**DIRECTIONS**
Your answer should be every line of the records that contains the word "user".

----- DATA EXTRACT -----

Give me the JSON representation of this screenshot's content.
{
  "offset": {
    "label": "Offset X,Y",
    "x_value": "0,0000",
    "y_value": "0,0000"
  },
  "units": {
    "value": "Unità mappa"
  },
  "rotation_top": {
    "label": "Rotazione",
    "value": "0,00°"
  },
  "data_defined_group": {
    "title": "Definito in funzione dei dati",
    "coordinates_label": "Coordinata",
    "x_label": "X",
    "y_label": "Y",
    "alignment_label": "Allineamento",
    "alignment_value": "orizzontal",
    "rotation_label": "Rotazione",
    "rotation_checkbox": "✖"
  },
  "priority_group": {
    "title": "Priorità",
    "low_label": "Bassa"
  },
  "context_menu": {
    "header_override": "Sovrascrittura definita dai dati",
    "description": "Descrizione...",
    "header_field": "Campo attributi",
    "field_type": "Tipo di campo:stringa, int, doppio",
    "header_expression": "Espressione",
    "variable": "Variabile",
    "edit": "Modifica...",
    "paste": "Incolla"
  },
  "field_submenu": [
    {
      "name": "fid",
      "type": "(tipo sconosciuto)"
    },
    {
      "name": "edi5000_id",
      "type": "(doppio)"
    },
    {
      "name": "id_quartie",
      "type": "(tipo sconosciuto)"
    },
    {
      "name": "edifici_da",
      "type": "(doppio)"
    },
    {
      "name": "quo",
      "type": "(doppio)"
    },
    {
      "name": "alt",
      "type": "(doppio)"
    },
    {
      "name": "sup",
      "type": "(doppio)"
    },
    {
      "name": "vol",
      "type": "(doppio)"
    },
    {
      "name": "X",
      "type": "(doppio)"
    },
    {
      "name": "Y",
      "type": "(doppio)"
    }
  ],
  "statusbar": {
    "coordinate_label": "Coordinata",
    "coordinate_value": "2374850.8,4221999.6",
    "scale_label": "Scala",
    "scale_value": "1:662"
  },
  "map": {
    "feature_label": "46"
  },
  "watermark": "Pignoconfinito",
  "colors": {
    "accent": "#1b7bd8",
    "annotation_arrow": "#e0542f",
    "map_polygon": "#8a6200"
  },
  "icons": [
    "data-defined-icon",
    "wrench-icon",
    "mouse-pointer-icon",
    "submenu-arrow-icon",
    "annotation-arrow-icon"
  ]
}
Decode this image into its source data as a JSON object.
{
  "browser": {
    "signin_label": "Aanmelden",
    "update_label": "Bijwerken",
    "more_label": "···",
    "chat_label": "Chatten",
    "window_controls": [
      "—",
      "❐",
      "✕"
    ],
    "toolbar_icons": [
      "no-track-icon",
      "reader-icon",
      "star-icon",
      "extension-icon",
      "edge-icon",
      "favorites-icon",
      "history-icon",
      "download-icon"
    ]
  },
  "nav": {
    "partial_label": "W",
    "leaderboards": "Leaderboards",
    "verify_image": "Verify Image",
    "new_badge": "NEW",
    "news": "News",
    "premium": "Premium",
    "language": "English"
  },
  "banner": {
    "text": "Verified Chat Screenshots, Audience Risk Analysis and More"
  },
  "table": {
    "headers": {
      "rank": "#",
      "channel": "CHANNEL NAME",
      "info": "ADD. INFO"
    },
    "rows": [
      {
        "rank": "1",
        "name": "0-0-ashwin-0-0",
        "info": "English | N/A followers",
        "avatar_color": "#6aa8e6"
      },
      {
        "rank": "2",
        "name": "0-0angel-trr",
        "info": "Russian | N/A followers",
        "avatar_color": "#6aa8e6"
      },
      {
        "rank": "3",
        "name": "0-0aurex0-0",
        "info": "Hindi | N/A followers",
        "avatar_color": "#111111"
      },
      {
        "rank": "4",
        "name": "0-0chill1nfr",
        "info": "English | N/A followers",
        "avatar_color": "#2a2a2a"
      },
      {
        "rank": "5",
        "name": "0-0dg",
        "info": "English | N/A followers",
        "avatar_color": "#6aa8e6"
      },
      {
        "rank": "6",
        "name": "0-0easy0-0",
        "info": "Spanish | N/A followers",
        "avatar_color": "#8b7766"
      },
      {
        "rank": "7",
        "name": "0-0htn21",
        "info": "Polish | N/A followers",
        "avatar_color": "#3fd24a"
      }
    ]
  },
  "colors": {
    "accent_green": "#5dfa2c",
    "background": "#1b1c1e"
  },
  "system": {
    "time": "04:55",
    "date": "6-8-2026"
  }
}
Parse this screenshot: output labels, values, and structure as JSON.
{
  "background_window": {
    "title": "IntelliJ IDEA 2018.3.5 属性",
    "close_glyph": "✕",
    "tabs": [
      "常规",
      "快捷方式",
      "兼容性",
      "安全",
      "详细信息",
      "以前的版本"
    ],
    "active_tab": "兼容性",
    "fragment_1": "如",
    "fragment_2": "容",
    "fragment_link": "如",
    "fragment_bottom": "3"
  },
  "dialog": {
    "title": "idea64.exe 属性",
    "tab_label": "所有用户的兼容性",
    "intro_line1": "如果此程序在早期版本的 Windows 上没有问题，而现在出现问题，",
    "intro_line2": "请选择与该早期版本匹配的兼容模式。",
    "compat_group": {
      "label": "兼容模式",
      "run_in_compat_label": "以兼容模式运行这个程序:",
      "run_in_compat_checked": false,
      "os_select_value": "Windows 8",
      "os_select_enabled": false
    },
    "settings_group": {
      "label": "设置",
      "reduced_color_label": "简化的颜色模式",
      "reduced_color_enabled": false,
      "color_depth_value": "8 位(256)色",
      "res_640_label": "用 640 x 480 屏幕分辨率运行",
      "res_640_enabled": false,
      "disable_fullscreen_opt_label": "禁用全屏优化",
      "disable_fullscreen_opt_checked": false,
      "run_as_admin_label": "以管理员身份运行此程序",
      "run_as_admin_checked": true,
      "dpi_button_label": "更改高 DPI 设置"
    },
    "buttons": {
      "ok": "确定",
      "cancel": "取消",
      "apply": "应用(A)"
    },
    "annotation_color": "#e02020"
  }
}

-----
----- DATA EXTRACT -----

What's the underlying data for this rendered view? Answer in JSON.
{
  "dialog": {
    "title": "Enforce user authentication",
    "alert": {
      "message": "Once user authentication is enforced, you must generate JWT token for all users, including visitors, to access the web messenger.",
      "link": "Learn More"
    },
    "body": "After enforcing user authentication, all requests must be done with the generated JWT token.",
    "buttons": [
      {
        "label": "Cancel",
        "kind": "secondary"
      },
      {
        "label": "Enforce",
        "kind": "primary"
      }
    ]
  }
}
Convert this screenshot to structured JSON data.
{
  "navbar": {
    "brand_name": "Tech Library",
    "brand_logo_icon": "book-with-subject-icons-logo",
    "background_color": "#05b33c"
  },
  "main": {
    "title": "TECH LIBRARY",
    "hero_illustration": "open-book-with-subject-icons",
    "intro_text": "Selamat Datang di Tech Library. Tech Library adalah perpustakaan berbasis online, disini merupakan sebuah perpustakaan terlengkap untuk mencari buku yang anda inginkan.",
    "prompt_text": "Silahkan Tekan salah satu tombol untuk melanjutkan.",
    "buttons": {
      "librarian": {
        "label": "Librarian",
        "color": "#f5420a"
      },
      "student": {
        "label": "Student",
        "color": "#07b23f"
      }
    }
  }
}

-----

**RESULT**
    "title": "Enforce user authentication",
      "message": "Once user authentication is enforced, you must generate JWT token for all users, including visitors, to access the web messenger.",
    "body": "After enforcing user authentication, all requests must be done with the generated JWT token.",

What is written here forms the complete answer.